=== Information given ===

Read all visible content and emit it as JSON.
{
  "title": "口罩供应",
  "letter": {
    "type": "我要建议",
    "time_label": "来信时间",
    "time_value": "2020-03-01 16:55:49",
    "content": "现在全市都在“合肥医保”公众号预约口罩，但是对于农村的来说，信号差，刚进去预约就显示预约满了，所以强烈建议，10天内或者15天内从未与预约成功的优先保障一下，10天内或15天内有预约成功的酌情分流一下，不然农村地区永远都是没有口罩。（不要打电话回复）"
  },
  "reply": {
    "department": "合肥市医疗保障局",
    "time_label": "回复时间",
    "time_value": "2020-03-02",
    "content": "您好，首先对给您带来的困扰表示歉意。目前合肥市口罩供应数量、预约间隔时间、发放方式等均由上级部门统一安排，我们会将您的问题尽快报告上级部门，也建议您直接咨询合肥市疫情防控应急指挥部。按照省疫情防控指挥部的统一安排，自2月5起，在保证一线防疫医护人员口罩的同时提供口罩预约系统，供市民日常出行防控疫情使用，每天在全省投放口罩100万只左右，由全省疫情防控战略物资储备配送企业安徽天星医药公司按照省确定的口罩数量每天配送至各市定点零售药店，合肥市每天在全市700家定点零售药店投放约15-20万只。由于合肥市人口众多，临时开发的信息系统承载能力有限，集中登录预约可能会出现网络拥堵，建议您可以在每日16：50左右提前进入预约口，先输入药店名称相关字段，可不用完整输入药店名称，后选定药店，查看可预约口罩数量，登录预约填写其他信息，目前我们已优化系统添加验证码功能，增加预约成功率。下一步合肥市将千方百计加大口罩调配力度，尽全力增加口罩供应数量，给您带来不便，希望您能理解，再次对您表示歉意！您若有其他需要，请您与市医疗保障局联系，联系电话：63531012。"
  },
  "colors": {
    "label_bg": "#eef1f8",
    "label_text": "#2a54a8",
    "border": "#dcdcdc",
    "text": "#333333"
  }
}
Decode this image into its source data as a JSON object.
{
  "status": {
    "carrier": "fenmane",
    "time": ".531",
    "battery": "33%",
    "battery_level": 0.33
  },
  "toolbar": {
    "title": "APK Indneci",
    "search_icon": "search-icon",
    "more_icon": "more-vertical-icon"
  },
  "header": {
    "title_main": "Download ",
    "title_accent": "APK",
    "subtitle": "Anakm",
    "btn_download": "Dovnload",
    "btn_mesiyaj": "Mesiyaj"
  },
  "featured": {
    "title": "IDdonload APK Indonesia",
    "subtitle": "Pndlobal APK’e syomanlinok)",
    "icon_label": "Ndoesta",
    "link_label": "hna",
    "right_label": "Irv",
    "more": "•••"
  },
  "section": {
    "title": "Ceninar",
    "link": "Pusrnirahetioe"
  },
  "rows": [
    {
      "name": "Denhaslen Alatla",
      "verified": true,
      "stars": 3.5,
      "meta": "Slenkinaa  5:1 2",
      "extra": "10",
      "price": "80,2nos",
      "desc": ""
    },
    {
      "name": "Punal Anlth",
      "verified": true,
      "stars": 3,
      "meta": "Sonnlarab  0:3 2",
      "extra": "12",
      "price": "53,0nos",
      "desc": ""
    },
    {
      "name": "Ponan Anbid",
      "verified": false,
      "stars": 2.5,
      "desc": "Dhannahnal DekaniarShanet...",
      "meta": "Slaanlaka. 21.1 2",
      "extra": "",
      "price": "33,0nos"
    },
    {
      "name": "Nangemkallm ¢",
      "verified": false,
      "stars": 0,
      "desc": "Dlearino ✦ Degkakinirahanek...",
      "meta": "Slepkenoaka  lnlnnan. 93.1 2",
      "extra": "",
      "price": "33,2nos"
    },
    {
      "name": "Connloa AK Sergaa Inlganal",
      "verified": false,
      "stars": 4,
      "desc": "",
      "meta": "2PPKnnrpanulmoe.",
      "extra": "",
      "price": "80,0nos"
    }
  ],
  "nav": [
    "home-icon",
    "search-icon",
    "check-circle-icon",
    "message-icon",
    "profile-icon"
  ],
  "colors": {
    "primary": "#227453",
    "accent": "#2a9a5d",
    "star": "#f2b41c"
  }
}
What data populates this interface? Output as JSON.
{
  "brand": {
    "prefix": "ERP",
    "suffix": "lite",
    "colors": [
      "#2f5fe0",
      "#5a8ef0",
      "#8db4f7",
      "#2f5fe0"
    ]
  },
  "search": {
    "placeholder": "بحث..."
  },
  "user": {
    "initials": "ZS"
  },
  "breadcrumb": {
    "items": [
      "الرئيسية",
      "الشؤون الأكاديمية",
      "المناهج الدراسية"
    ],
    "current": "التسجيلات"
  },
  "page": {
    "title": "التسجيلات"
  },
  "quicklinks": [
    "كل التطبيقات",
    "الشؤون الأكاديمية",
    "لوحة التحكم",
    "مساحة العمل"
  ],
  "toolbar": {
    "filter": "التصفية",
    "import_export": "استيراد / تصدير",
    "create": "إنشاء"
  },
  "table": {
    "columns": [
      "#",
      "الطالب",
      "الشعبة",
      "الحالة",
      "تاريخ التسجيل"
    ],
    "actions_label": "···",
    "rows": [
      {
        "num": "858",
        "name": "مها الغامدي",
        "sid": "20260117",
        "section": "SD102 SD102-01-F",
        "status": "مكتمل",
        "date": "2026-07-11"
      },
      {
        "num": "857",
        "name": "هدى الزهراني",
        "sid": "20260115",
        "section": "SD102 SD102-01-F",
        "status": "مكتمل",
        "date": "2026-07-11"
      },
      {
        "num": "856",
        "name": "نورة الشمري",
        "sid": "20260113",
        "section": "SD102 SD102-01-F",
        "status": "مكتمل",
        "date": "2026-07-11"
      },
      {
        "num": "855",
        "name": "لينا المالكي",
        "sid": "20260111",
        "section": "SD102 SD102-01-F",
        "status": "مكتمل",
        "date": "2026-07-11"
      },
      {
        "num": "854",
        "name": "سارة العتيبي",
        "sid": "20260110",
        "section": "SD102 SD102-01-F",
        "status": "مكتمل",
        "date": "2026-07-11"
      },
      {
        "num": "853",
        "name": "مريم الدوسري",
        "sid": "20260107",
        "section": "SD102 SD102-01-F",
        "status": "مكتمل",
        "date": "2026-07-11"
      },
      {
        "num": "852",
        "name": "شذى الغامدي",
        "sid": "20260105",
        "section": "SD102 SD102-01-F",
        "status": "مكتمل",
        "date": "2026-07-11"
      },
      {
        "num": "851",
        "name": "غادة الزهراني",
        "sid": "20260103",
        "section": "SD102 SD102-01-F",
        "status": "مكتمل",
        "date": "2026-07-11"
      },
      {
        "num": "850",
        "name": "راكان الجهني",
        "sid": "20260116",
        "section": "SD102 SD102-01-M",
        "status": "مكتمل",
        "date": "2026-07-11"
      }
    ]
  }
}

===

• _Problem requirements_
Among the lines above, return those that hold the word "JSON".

• _Result_
Read all visible content and emit it as JSON.
Decode this image into its source data as a JSON object.
What data populates this interface? Output as JSON.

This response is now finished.